✏️ Helpful Tips
- Make sure that you don't abruptly change your dog's food - mix with their regular food or kibble for a few days until they are used to the new food. Your dog's belly will thank you. And again, remember to always discuss with your vet before feeding your pet something new. (If your dog is coming off of already having some digestive issues, I would try using rice before oats as the grain source.)
- Top your dog food with a scoop of homemade or plain greek yogurt. It helps them get some good probiotics that aid in digestion.
- Rotate different meats, fruits, and vegetables to make sure your dog gets different nutrients. If your dog has a sensitive stomach, you might be best sticking to one combination that you know works 🙂
How to Transition to Homemade Dog Food
If your dog has spent their entire life eating kibble, make this transition slowly as they could end up with diarrhea. For dogs that eat a lot of table scraps, you could get away with replacing about ¼ of their food with this food for 3 - 4 days, then switch to half and half for 3 - 4 days, then ¾ new food + ¼ old food for 3 - 4 days, then 100% new food!
If your dog is really sensitive, I would do a week to two weeks at each stage. Melly has no problem with these transitions because I constantly add weird new things to her homemade food, but if your dog has eaten the same kibble their entire life, you should go slowly.
🍳 Serving Suggestions & Uses
I serve Melly's food both hot or cold - she's not very picky. I often top it with ¼ cup of plain yogurt (with no sweeteners added) when serving. Yogurt is not necessary but provides probiotics and helps with healthy digestion. I like to make plain Greek yogurt in my Instant Pot.

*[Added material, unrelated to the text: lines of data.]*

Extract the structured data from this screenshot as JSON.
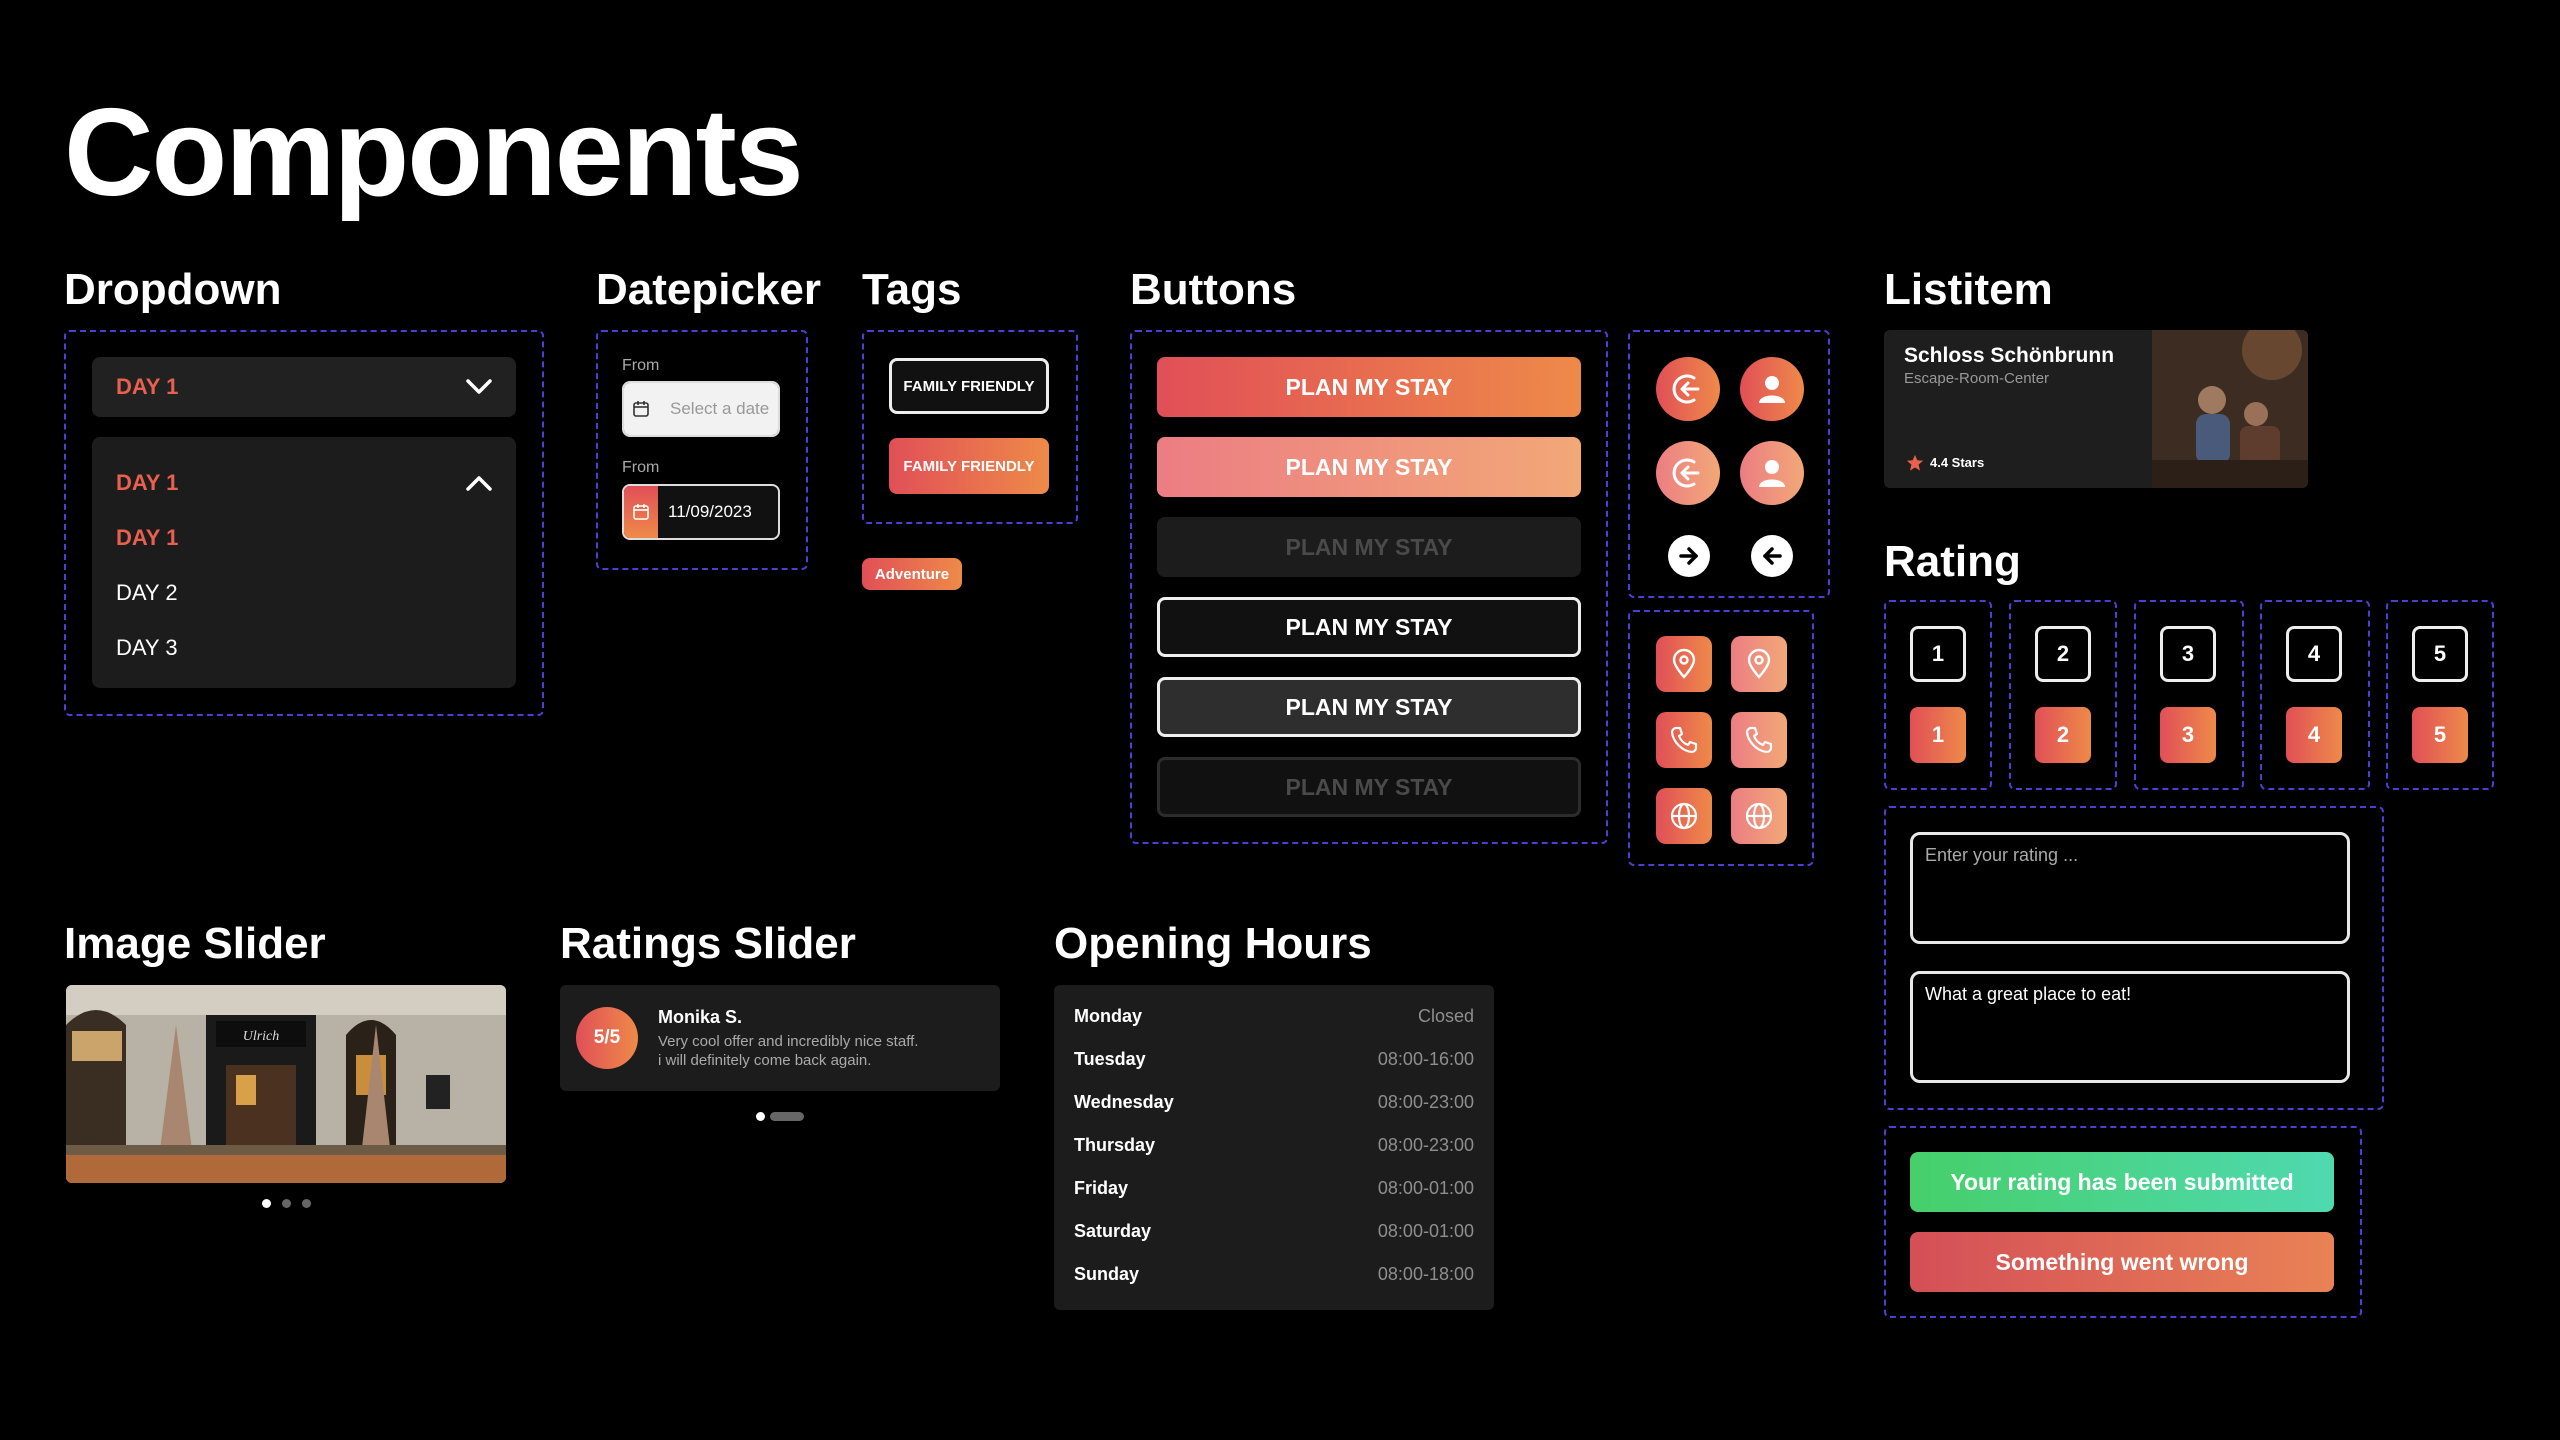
{
  "page_title": "Components",
  "sections": {
    "dropdown": "Dropdown",
    "datepicker": "Datepicker",
    "tags": "Tags",
    "buttons": "Buttons",
    "listitem": "Listitem",
    "rating": "Rating",
    "image_slider": "Image Slider",
    "ratings_slider": "Ratings Slider",
    "opening_hours": "Opening Hours"
  },
  "dropdown": {
    "closed_value": "DAY 1",
    "open_value": "DAY 1",
    "options": [
      "DAY 1",
      "DAY 2",
      "DAY 3"
    ]
  },
  "datepicker": {
    "label_empty": "From",
    "placeholder": "Select a date",
    "label_filled": "From",
    "value": "11/09/2023"
  },
  "tags": {
    "outline": "FAMILY FRIENDLY",
    "filled": "FAMILY FRIENDLY",
    "small": "Adventure"
  },
  "buttons": {
    "primary": "PLAN MY STAY",
    "primary_hover": "PLAN MY STAY",
    "primary_disabled": "PLAN MY STAY",
    "outline": "PLAN MY STAY",
    "outline_hover": "PLAN MY STAY",
    "outline_disabled": "PLAN MY STAY"
  },
  "icon_buttons": {
    "round": [
      "logout-icon",
      "user-icon",
      "arrow-right-icon",
      "arrow-left-icon"
    ],
    "square": [
      "location-pin-icon",
      "phone-icon",
      "globe-icon"
    ]
  },
  "listitem": {
    "title": "Schloss Schönbrunn",
    "subtitle": "Escape-Room-Center",
    "stars": "4.4 Stars"
  },
  "rating": {
    "numbers": [
      "1",
      "2",
      "3",
      "4",
      "5"
    ],
    "placeholder": "Enter your rating ...",
    "filled_value": "What a great place to eat!",
    "success_message": "Your rating has been submitted",
    "error_message": "Something went wrong"
  },
  "image_slider": {
    "dots": 3,
    "active_dot": 1,
    "sign_text": "Ulrich"
  },
  "ratings_slider": {
    "score": "5/5",
    "name": "Monika S.",
    "text_line1": "Very cool offer and incredibly nice staff.",
    "text_line2": "i will definitely come back again."
  },
  "opening_hours": [
    {
      "day": "Monday",
      "time": "Closed"
    },
    {
      "day": "Tuesday",
      "time": "08:00-16:00"
    },
    {
      "day": "Wednesday",
      "time": "08:00-23:00"
    },
    {
      "day": "Thursday",
      "time": "08:00-23:00"
    },
    {
      "day": "Friday",
      "time": "08:00-01:00"
    },
    {
      "day": "Saturday",
      "time": "08:00-01:00"
    },
    {
      "day": "Sunday",
      "time": "08:00-18:00"
    }
  ],
  "colors": {
    "background": "#000000",
    "accent_start": "#e14f57",
    "accent_end": "#ee8a49",
    "dashed_border": "#4b3fd6",
    "success_start": "#46cf6a",
    "success_end": "#4fd9b0",
    "card": "#1c1c1c"
  }
}
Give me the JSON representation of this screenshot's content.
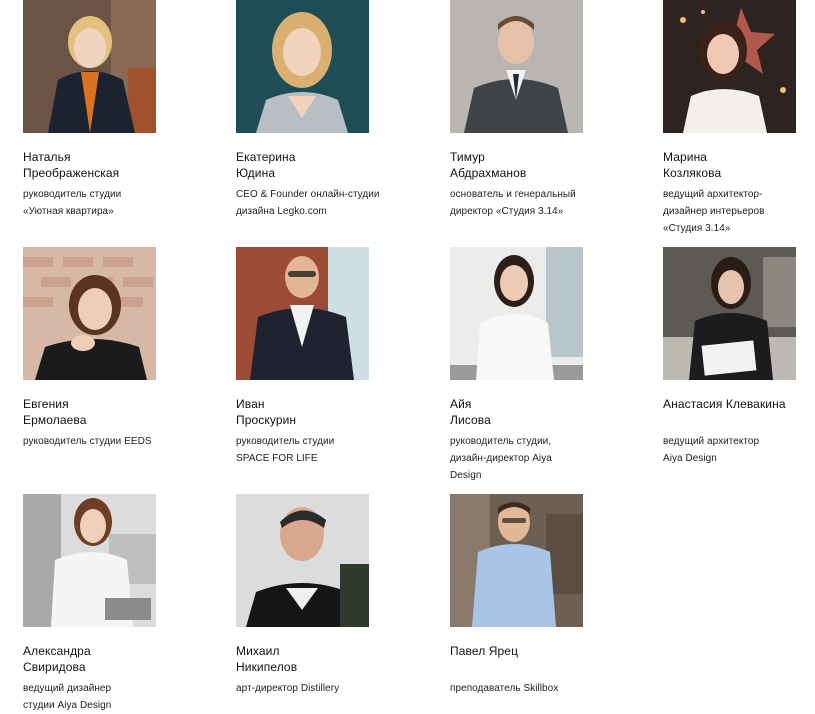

Have You Tried This Recipe?
Please rate it and leave a comment below. I would love to hear what you think!
Easy Homemade Dog Food on the Stove
- a large pot
- 2 - 3 lbs ground beef or: ground chicken, turkey, or fresh fish - shredded chicken breasts work well too.
- 24 ounces frozen vegetables peas, green beans, carrot, and corn
- 1 cup frozen fruit I like to use blueberries and strawberries. (Optional)
- 1 - 2 cups leftover cooked rice or oats
- 1.5 cups bone broth
- 2 - 3 tbsp coconut oil refined or unrefined - whatever you have
- ¼ cup plain yogurt optional for serving
- Cook 2 ½ to 3 pounds of your choice of ground meat in a large pot on the stove.
- Drain off the cooking grease and discard once cooled. Return the cooked meat to your pot.
- First, add your frozen vegetables, fruit, and coconut oil.
- Once the coconut oil melts, add bone broth and oats.
- Mix well to combine everything.
- Bring the mixture to a boil then reduce to a simmer. Cook for 10 - 15 minutes until the broth is absorbed and the oats are soft.
- Remove your dog food from the heat and let the mixture cool. Divide into two portions - one for the next few days and one to freeze. (You can also portion the food into single servings if you feel so motivated.)
Nutrition information is approximate and is automatically calculated, so should only be used as a guide.